Top of LISTED ENTRIES

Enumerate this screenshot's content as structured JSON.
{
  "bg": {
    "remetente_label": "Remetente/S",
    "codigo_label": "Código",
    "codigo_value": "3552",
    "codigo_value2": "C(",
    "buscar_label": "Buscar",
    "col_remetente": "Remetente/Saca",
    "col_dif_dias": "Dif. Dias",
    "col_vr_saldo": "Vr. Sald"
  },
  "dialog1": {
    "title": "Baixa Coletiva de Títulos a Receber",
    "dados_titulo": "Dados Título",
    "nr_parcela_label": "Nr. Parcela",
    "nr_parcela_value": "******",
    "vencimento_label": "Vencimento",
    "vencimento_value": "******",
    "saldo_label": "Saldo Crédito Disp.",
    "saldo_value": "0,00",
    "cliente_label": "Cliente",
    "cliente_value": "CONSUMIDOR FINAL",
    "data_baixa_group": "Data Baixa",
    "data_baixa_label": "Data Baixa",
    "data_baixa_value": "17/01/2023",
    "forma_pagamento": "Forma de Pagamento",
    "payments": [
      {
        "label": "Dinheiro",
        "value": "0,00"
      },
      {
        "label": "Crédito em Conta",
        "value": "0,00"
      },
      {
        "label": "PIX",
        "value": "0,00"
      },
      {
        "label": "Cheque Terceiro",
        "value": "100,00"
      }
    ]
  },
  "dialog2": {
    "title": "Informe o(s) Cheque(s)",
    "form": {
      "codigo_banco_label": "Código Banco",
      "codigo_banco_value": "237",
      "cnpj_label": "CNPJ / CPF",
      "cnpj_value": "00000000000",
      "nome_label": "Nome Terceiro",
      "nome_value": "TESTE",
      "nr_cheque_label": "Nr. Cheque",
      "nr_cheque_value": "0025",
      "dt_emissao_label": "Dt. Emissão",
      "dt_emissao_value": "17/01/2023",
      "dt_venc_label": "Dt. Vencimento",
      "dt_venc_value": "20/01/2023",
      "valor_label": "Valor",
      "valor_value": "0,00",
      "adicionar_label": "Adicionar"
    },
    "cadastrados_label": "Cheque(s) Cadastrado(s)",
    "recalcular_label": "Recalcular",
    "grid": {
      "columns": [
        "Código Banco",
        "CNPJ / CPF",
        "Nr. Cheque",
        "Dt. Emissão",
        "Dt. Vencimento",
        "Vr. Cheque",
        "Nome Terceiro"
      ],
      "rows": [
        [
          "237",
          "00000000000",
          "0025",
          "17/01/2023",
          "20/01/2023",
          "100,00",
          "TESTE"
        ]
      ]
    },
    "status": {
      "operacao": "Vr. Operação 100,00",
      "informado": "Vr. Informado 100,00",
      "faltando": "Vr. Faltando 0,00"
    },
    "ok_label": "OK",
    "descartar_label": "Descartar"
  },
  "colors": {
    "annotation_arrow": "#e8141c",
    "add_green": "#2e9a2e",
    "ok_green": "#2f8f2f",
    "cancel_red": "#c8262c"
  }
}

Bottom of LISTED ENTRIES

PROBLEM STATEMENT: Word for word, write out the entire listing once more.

REPLY:
Enumerate this screenshot's content as structured JSON.
{
  "bg": {
    "remetente_label": "Remetente/S",
    "codigo_label": "Código",
    "codigo_value": "3552",
    "codigo_value2": "C(",
    "buscar_label": "Buscar",
    "col_remetente": "Remetente/Saca",
    "col_dif_dias": "Dif. Dias",
    "col_vr_saldo": "Vr. Sald"
  },
  "dialog1": {
    "title": "Baixa Coletiva de Títulos a Receber",
    "dados_titulo": "Dados Título",
    "nr_parcela_label": "Nr. Parcela",
    "nr_parcela_value": "******",
    "vencimento_label": "Vencimento",
    "vencimento_value": "******",
    "saldo_label": "Saldo Crédito Disp.",
    "saldo_value": "0,00",
    "cliente_label": "Cliente",
    "cliente_value": "CONSUMIDOR FINAL",
    "data_baixa_group": "Data Baixa",
    "data_baixa_label": "Data Baixa",
    "data_baixa_value": "17/01/2023",
    "forma_pagamento": "Forma de Pagamento",
    "payments": [
      {
        "label": "Dinheiro",
        "value": "0,00"
      },
      {
        "label": "Crédito em Conta",
        "value": "0,00"
      },
      {
        "label": "PIX",
        "value": "0,00"
      },
      {
        "label": "Cheque Terceiro",
        "value": "100,00"
      }
    ]
  },
  "dialog2": {
    "title": "Informe o(s) Cheque(s)",
    "form": {
      "codigo_banco_label": "Código Banco",
      "codigo_banco_value": "237",
      "cnpj_label": "CNPJ / CPF",
      "cnpj_value": "00000000000",
      "nome_label": "Nome Terceiro",
      "nome_value": "TESTE",
      "nr_cheque_label": "Nr. Cheque",
      "nr_cheque_value": "0025",
      "dt_emissao_label": "Dt. Emissão",
      "dt_emissao_value": "17/01/2023",
      "dt_venc_label": "Dt. Vencimento",
      "dt_venc_value": "20/01/2023",
      "valor_label": "Valor",
      "valor_value": "0,00",
      "adicionar_label": "Adicionar"
    },
    "cadastrados_label": "Cheque(s) Cadastrado(s)",
    "recalcular_label": "Recalcular",
    "grid": {
      "columns": [
        "Código Banco",
        "CNPJ / CPF",
        "Nr. Cheque",
        "Dt. Emissão",
        "Dt. Vencimento",
        "Vr. Cheque",
        "Nome Terceiro"
      ],
      "rows": [
        [
          "237",
          "00000000000",
          "0025",
          "17/01/2023",
          "20/01/2023",
          "100,00",
          "TESTE"
        ]
      ]
    },
    "status": {
      "operacao": "Vr. Operação 100,00",
      "informado": "Vr. Informado 100,00",
      "faltando": "Vr. Faltando 0,00"
    },
    "ok_label": "OK",
    "descartar_label": "Descartar"
  },
  "colors": {
    "annotation_arrow": "#e8141c",
    "add_green": "#2e9a2e",
    "ok_green": "#2f8f2f",
    "cancel_red": "#c8262c"
  }
}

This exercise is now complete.